Your client will use a number of methods (consulting a tracker, DHT, and peer exchange) in order to locate all of the peers sharing the file (or as many as possible). It does not, though, connect to all of them. Part of the locating process is determining which parts of the file each peer has. It then only contacts a peer if that peer has a part of the file that you do not have, and it only contacts one peer for each chunk. This limits the maximum number of downloading connections to the number of chunks in the file, although your client will rarely attempt more than say 30 connections simultaneously (your client will try to automatically optimize the number of connections based on your internet service and other factors). Likewise, other peers will contact you if you have a section of the file they do not. If too many peers request chunks at once, your client will start refusing until the connection count goes back down.

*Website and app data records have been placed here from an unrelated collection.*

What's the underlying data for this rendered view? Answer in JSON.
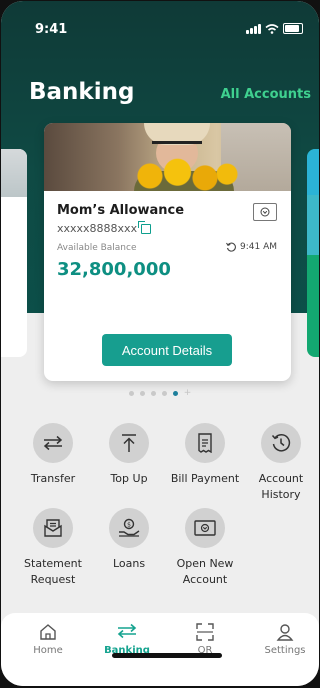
{
  "status_bar": {
    "time": "9:41"
  },
  "header": {
    "title": "Banking",
    "all_accounts": "All Accounts"
  },
  "account_card": {
    "name": "Mom’s Allowance",
    "number": "xxxxx8888xxx",
    "balance_label": "Available Balance",
    "refresh_time": "9:41 AM",
    "balance": "32,800,000",
    "details_button": "Account Details"
  },
  "pager": {
    "count": 5,
    "active_index": 3
  },
  "actions": [
    {
      "label": "Transfer",
      "icon": "transfer-arrows-icon"
    },
    {
      "label": "Top Up",
      "icon": "top-up-icon"
    },
    {
      "label": "Bill Payment",
      "icon": "bill-icon"
    },
    {
      "label": "Account History",
      "icon": "history-icon"
    },
    {
      "label": "Statement Request",
      "icon": "statement-icon"
    },
    {
      "label": "Loans",
      "icon": "loans-icon"
    },
    {
      "label": "Open New Account",
      "icon": "new-account-icon"
    }
  ],
  "tabs": [
    {
      "label": "Home",
      "icon": "home-icon"
    },
    {
      "label": "Banking",
      "icon": "banking-icon"
    },
    {
      "label": "QR",
      "icon": "qr-scan-icon"
    },
    {
      "label": "Settings",
      "icon": "person-icon"
    }
  ],
  "colors": {
    "accent": "#179e8f",
    "header_bg": "#0f4a44",
    "link": "#3fd08f"
  }
}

You can usually manually configure the maximum number of incoming and outgoing connections that your client will serve, or if you don't manually set a limit, your client will do the maximum possible in consideration of your bandwidth. For example, here are the bandwidth and connection settings in mutorrent: